* [GOAL OF THE EXERCISE]: Below are some records; repeat them all exactly, minus the pictures.
EXERCISE MATERIALS section start
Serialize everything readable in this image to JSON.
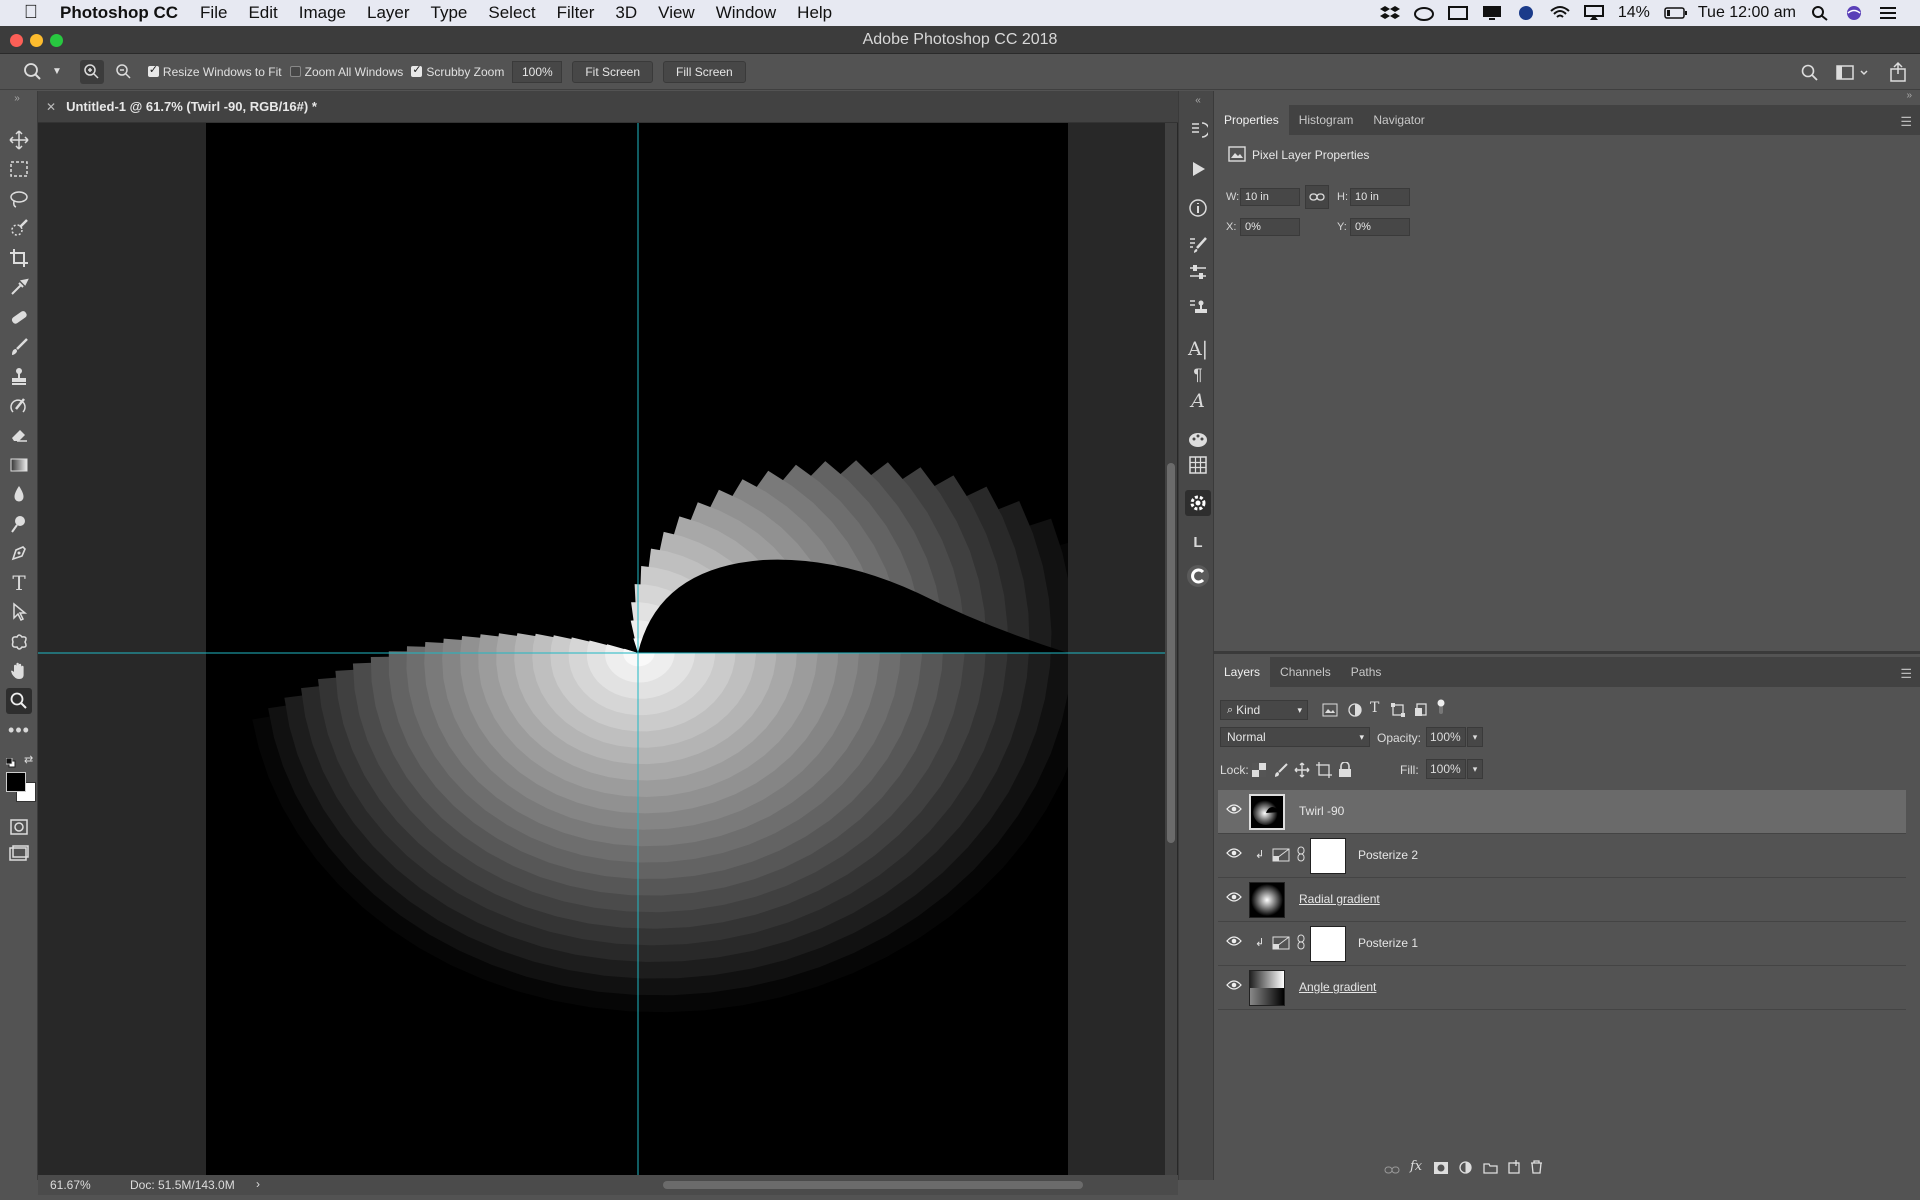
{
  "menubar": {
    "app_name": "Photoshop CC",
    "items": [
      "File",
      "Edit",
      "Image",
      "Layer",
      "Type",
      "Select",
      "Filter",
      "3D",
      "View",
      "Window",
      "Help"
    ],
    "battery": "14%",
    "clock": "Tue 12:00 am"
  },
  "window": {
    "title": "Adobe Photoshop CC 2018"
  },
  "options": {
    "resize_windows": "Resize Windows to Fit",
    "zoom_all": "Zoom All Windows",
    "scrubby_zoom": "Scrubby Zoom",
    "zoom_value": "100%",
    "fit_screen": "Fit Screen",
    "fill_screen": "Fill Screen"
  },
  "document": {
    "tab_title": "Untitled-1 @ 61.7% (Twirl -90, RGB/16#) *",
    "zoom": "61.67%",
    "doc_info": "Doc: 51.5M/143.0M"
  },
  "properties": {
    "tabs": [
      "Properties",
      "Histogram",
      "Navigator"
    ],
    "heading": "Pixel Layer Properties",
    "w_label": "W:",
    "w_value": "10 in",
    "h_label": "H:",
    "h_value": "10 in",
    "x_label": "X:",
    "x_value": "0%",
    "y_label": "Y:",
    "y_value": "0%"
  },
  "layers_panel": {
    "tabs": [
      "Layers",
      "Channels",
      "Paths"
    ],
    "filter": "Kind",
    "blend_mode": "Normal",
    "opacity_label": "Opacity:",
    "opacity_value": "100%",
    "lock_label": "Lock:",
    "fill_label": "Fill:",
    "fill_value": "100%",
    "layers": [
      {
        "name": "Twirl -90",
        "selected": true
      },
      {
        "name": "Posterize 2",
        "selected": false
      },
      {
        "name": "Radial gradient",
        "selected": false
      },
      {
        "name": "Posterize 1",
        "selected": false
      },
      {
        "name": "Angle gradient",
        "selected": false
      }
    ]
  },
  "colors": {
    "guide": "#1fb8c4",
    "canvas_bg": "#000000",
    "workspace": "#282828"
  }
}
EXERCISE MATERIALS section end
* [OUTPUT OF THE TASK]:
Serialize everything readable in this image to JSON.
{
  "menubar": {
    "app_name": "Photoshop CC",
    "items": [
      "File",
      "Edit",
      "Image",
      "Layer",
      "Type",
      "Select",
      "Filter",
      "3D",
      "View",
      "Window",
      "Help"
    ],
    "battery": "14%",
    "clock": "Tue 12:00 am"
  },
  "window": {
    "title": "Adobe Photoshop CC 2018"
  },
  "options": {
    "resize_windows": "Resize Windows to Fit",
    "zoom_all": "Zoom All Windows",
    "scrubby_zoom": "Scrubby Zoom",
    "zoom_value": "100%",
    "fit_screen": "Fit Screen",
    "fill_screen": "Fill Screen"
  },
  "document": {
    "tab_title": "Untitled-1 @ 61.7% (Twirl -90, RGB/16#) *",
    "zoom": "61.67%",
    "doc_info": "Doc: 51.5M/143.0M"
  },
  "properties": {
    "tabs": [
      "Properties",
      "Histogram",
      "Navigator"
    ],
    "heading": "Pixel Layer Properties",
    "w_label": "W:",
    "w_value": "10 in",
    "h_label": "H:",
    "h_value": "10 in",
    "x_label": "X:",
    "x_value": "0%",
    "y_label": "Y:",
    "y_value": "0%"
  },
  "layers_panel": {
    "tabs": [
      "Layers",
      "Channels",
      "Paths"
    ],
    "filter": "Kind",
    "blend_mode": "Normal",
    "opacity_label": "Opacity:",
    "opacity_value": "100%",
    "lock_label": "Lock:",
    "fill_label": "Fill:",
    "fill_value": "100%",
    "layers": [
      {
        "name": "Twirl -90",
        "selected": true
      },
      {
        "name": "Posterize 2",
        "selected": false
      },
      {
        "name": "Radial gradient",
        "selected": false
      },
      {
        "name": "Posterize 1",
        "selected": false
      },
      {
        "name": "Angle gradient",
        "selected": false
      }
    ]
  },
  "colors": {
    "guide": "#1fb8c4",
    "canvas_bg": "#000000",
    "workspace": "#282828"
  }
}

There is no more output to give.